DATA SUPPLIED ::
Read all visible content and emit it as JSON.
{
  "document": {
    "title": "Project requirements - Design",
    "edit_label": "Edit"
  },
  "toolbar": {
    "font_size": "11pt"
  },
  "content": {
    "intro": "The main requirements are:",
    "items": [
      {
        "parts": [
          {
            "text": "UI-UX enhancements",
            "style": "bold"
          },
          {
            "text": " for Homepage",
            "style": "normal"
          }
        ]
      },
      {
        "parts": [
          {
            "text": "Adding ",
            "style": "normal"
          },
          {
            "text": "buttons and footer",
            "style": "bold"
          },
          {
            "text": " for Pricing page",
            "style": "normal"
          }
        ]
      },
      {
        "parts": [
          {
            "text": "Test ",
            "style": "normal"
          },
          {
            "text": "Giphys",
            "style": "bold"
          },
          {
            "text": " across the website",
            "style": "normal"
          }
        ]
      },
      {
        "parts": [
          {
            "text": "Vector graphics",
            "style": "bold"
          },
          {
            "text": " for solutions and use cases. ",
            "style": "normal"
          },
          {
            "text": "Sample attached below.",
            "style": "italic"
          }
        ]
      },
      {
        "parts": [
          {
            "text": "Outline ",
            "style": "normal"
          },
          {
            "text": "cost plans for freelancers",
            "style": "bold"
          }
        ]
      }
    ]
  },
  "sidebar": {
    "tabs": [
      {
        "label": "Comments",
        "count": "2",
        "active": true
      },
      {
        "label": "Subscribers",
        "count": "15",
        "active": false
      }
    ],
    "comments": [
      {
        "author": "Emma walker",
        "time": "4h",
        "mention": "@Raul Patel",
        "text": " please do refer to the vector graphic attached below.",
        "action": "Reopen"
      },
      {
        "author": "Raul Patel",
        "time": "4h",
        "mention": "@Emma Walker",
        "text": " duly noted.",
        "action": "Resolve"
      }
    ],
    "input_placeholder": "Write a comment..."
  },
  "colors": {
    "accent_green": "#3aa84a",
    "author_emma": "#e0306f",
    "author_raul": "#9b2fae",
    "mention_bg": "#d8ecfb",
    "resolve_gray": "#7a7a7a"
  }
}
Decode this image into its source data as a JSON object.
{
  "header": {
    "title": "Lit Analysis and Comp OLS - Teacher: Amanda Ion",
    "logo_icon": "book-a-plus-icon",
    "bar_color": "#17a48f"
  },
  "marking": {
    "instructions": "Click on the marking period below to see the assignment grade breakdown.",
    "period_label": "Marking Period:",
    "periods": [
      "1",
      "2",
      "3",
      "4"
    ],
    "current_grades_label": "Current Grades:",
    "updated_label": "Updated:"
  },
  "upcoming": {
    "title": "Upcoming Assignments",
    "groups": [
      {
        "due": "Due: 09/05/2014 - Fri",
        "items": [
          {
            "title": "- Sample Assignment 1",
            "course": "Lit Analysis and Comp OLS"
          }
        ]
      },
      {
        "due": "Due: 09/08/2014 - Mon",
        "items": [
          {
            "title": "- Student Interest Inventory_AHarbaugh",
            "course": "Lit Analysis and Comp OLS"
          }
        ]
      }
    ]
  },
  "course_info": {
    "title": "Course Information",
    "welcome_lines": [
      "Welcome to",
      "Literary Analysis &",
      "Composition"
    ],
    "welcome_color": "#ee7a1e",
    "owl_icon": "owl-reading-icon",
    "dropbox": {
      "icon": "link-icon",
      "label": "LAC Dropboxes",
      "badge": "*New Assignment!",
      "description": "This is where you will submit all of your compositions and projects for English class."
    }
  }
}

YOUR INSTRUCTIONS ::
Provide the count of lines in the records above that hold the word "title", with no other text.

OUTPUT OF THE EXERCISE ::
6